The Southern parts of Africa in 1887 experienced aggressive and brutal imperialism by Britain this is because of the Britain’s interests in the natural resources that were found in Kimberly in 1867. According to Freund “Southern Africa became the greatest prize to Europeans because of its opulence in minerals and these minerals were the strongest assets of Britain” (1984:99). This made it clear the only thing they were interested in was to extract these minerals, and Britain did leave a stone unturned since it destroyed everything that was going to stop her from getting these minerals. According to Spring “Britain’s interests in the new mineral discoveries were substantial from the start and grew considerably thereafter. Sufficiently attracted by the diamond fields, Britain was irresistibly drawn to the huge gold deposits of the Transvaal” (Spring:1995:872). As a result of this obsession by British, the British engineered land claims to justify the proclamation of British Bechuanaland diamond fields to prevent others from claiming the land (Freund, 1984:101).
The eastern side of South Africa would regard their arable and fertile land as a misfortune as it was this reason that the British expanded to this side of the country and led to them losing their land to become slaves in their own land. The land and favorable climate were essential for agricultural production. Even though the extraction of these mineral was expensive needed a lot of capital the British received investments from overseas.
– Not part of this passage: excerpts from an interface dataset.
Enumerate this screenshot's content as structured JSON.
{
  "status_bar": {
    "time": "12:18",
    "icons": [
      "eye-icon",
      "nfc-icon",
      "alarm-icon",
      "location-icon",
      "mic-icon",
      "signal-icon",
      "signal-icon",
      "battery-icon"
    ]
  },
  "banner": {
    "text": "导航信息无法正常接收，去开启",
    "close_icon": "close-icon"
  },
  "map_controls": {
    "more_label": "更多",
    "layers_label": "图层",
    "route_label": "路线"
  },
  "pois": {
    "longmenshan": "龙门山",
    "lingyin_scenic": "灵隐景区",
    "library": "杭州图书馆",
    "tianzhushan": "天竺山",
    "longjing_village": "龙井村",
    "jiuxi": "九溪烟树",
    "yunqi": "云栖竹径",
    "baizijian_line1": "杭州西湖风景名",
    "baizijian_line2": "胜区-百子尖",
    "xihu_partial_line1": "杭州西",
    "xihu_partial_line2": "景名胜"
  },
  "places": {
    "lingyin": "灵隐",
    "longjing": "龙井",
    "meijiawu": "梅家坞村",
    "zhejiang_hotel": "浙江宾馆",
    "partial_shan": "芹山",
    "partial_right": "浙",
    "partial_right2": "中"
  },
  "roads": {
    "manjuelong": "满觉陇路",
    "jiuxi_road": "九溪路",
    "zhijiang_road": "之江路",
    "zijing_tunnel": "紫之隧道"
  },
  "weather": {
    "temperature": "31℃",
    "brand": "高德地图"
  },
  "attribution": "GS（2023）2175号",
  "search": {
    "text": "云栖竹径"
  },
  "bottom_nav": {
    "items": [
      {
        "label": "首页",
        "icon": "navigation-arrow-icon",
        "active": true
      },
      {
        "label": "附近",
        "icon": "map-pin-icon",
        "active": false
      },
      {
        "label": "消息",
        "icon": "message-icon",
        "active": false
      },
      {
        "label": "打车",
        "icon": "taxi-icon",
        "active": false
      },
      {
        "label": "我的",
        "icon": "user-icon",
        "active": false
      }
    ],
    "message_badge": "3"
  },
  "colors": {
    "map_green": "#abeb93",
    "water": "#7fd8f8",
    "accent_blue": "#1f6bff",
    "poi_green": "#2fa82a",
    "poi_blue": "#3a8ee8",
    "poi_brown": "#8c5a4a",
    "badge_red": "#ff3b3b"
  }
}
According to Cains and Hopkins (1985:25) cited in Spring “British investors supplied between 60 and 80 % of foreign investments by Rand in 1899” (1995:72). This means that the British already had backup back home because in 1897 the total capital of Britain was about 60 million Euros and free trade was worth 52 million Euros.
The expansion of British in Southern Africa created unrest and war which was due to the resistance by native people. For example, the war that took place between the Zulu people and white, at first the Zulu people won but by the British intervention, lost and excluded king Cetshwayo. When the British shifted their expansion to Transvaal the war broke which is mostly know as the Anglo-Boers and this was the British’s first war in Africa, where the British were defeated and became independent (Freund, 1984:103). On the positive side British imperialism brought civilization as the discovery of Gold in 1886 in Gauteng rose to new cities such as Johannesburg and Cape Town. It brought rationalized ways of trading buy establishing trading routes which are still used even today. South Africa would not be so modernized and civilized if it was not for the expansion of machinery and advanced technology.
In conclusion, one would say that imperialism was the continuation of Capitalism in a sense that the arrival of Europeans in Africa, money was introduced, and people were divided into three classes of economy which was not there before. The argument on the nature of British imperialism focuses on British expansion in Africa, while the Partition of Africa was certainly the most dramatic phase of the New Imperialism.
- Hobson, R., 2002. Imperialism at Sea: Naval Strategic Thought, the Ideology of Sea Power, and the Tirpitz Plan, 1875-1914 (Vol. 25). Brill.
- Hopkins, Anthony G. (1986). ‘The Victorians and Africa: A Reconsideration of the Occupation of Egypt, 1882,’/0
- Lenin V.I. (1977) “Imperialism the Highest Stage of Capitalism” in Selected Works (3 Volumes), Vol.1, Progress Publishers, Moscow.